Too many women are neglecting an important subject as they age: how much money will they need, how much do they have, and what arrangements have they made to take care of themselves.
This is not an easy subject to discuss, but it is one that cannot be ignored. Thousands of women find themselves caring for elderly relatives and their own children at the same time, trying to juggle responsibilities and still have enough money to meet their needs. Cynthia Housell, a Washington DC lawyer runs WISER, Women’s Institute for a Secure Retirement. This nonprofit focuses on helping women reverse the inequities that can burden women in later life. Realizing that any woman can find herself without enough money because she is single or divorced or widowed or simply didn’t plan properly, Hounsell counsels women based on her own mother’s experience with a disabled husband. She says too many women don’t understand their rights regarding social security, Medicare and a spouse’s pension. This applies to all women, whether they work outside the home or not.

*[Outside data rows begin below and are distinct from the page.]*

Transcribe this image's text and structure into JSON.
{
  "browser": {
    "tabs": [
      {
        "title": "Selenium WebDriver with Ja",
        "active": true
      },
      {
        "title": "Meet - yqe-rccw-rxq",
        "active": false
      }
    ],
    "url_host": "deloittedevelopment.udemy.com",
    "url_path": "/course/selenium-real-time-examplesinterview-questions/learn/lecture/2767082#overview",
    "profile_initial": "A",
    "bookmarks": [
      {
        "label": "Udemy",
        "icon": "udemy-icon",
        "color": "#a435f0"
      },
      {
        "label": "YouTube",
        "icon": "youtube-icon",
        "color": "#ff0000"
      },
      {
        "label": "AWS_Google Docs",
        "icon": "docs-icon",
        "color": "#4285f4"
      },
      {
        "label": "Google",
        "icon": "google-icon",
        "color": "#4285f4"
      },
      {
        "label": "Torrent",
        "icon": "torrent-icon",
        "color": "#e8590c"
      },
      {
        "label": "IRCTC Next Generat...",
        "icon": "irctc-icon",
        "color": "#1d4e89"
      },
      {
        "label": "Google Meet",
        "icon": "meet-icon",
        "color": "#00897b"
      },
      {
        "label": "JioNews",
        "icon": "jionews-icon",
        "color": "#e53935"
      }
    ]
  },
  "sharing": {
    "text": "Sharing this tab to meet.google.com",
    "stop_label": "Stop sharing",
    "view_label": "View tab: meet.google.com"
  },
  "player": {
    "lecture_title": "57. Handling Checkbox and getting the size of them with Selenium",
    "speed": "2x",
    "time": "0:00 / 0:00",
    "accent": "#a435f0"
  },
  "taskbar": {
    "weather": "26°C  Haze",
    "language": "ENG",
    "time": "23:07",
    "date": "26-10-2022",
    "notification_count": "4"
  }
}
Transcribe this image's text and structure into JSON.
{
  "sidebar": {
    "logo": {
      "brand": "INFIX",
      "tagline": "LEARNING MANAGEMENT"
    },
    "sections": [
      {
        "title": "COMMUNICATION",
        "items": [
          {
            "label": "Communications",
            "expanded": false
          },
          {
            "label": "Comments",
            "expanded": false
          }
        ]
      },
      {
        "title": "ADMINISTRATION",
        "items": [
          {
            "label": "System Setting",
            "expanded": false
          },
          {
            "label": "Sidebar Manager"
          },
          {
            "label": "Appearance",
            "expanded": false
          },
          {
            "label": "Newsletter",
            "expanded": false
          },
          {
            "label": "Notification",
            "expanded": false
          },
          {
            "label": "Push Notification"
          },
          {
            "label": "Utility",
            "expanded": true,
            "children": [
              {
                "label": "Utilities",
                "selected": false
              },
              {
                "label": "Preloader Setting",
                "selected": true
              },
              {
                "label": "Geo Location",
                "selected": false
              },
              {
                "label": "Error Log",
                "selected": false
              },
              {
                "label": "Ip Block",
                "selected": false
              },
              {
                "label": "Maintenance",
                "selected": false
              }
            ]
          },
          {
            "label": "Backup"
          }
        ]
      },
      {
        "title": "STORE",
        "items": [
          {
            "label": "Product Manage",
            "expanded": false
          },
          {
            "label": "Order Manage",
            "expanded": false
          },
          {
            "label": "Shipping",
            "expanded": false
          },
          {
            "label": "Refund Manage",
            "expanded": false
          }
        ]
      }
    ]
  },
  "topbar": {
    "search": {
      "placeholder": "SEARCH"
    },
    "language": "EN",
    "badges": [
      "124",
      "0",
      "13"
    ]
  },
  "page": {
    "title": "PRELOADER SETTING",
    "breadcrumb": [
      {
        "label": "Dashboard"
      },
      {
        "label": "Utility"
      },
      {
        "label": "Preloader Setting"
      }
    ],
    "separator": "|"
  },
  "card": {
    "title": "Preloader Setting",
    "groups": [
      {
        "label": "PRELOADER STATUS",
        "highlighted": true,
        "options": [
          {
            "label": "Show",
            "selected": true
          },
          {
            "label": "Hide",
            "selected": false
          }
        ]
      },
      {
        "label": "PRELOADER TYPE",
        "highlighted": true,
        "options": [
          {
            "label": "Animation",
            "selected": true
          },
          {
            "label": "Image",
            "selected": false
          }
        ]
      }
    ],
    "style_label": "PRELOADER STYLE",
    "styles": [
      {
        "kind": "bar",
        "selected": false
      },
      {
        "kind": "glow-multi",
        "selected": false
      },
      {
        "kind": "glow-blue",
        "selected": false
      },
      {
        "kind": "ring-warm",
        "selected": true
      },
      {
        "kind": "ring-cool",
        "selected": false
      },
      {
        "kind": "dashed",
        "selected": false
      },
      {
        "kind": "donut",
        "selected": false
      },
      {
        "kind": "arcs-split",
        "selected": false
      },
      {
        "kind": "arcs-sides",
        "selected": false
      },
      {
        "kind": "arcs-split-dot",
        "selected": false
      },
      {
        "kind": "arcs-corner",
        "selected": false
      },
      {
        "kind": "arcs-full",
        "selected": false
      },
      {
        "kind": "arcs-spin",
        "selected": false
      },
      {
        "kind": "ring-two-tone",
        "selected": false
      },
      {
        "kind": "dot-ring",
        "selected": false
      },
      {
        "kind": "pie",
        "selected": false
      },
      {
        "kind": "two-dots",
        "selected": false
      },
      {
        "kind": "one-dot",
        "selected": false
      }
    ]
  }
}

Of course, readers of this column know better, but the women in our mother’s and grandmother’s generation may not be so fortunate. If you want to start there, here is some of Cynthia’s advice.
Five Questions to Ask Your Mother or Grandmother
The huge boomer generation now spans the ages of 45 to 64 – and most of their parents are in their 70s and 80s. The Women's Institute for a Secure Retirement (WISER) recommends that boomers ask their senior relatives the following questions:
1. Can you make ends meet? Are you worried about depleting your savings?
Many older people worry about whether they will outlive their savings and not have sufficient resources at the end of their lives.
2. Do you have a competent tax and financial advisor?
Especially in these trying and confusing economic times, good professional advice can be crucial to women before and after retirement to avoid the costly mistakes that rob them of the chances to maximize their savings and assets.
3. Are you struggling with prescription drug costs?
It is not unusual for elders to have thousands of dollars in annual prescription drug costs. Health care expenses are a major cause of depleted financial resources for older women as well as a cause of ill health because people put off getting medical care.
4. Are you getting all the medical care you need?
In addition to the burden of prescription drug coverage, many older adults skip important preventive or other medically necessary care because they can't afford the out-of-pocket costs not covered by Medicare.
5. Have you been approached to get involved in charitable contributions, investment schemes, business ventures or loans that seem questionable?
Incidents of fraud and other kinds of financial abuse are common among trusting and unsuspecting elders.